Existing federal privacy standards will apply to sUAS that collect, use and share personal information such as the precise geolocation data of an individual or mobile device, including but not limited to GPS-based, WiFi-based, or cell-based location information, or photos or videos of identifiable individuals. A company should address the collection, use and sharing of such information in privacy policies just as it would if information is collected through means other than drones. A challenge for industry will be how to deliver real-time notices concerning the collection of sensitive information such as exact geolocation. In addition, several states have passed drone laws that may impact privacy, if those state laws are not preempted.
On the federal level, privacy guidance specific to sUAS is not completely lacking. In May, the National Telecommunications and Information Administration (NTIA) released a voluntary set of drone privacy best practices. In June, the NTIA updated its best practices in connection with FAA’s release of the Part 107 sUAS rules.

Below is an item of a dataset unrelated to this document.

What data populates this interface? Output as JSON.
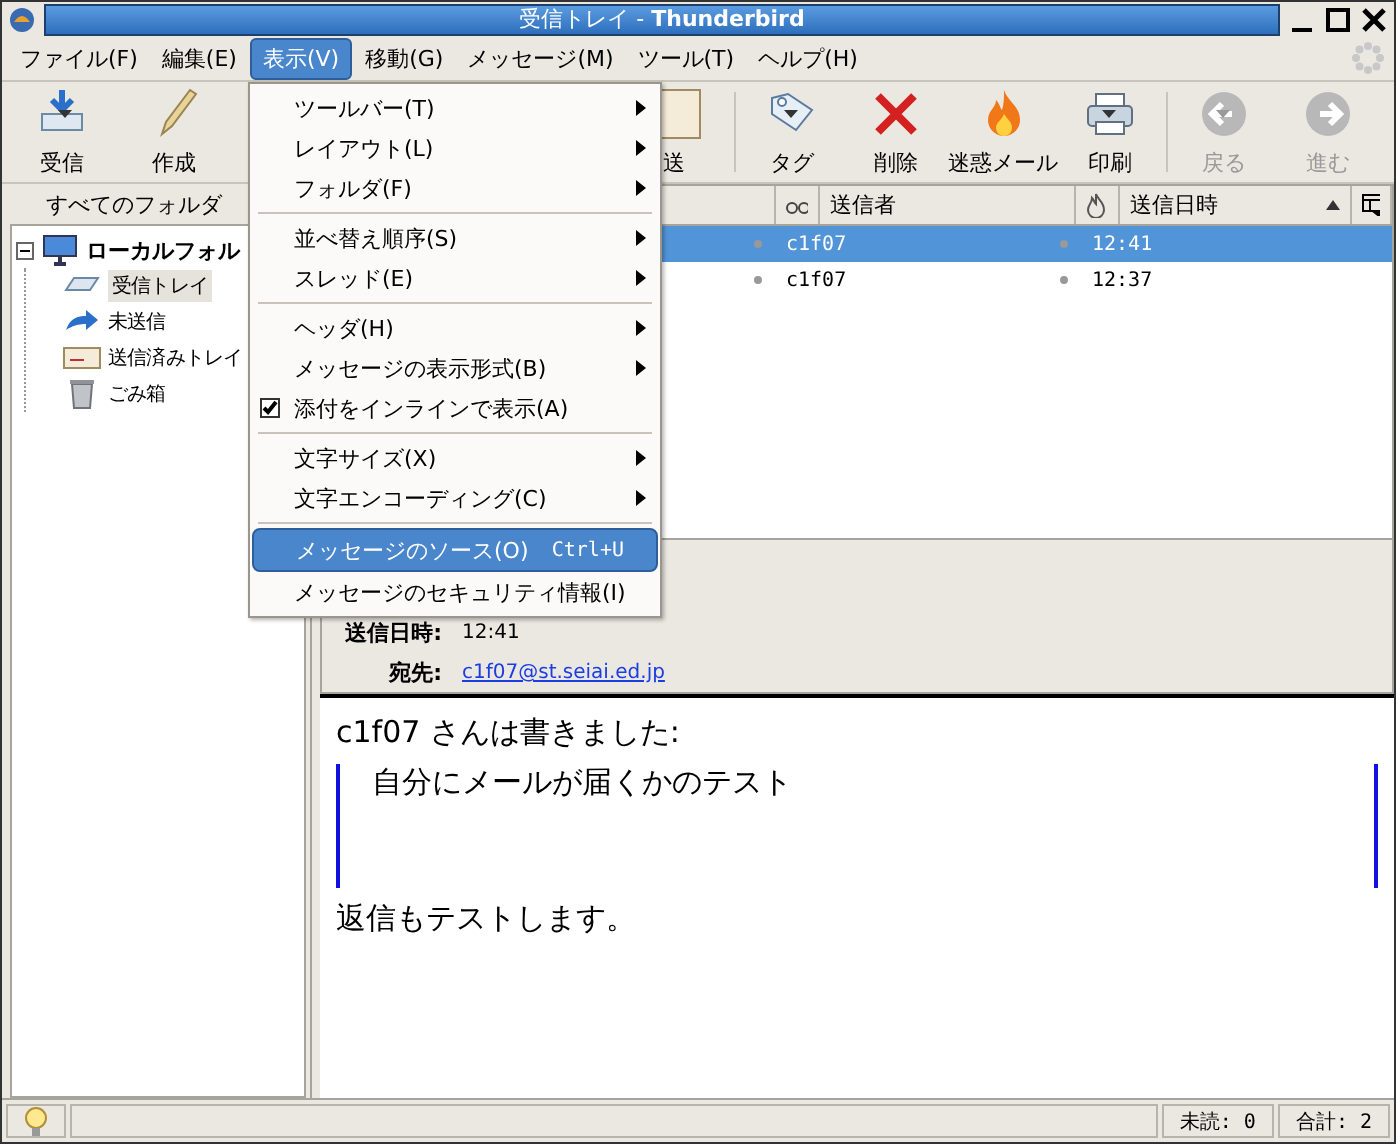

In addition to these privacy best practices, the drone industry is developing technological solutions to assist operators in avoiding the collection or misuse of personal information from acquired data. The Future of Privacy Forum, Intel, and PrecisionHawk collaborated to release a report on some of those technological solutions, see Drones and Privacy by Design: Embedding Privacy Enhancing Technology in Unmanned Aircraft.
With the new Part 107 sUAS regulations in force, the FAA has laid the foundation for a period of rapid development and launch of new business uses for drones in the United States. All commercial operators are advised to review their existing and proposed operations with a legal advisor familiar with the newly effective the FAA regulations, federal and state privacy laws and regulations, and other relevant laws so they may begin to take advantage of the opportunities drones present for their businesses.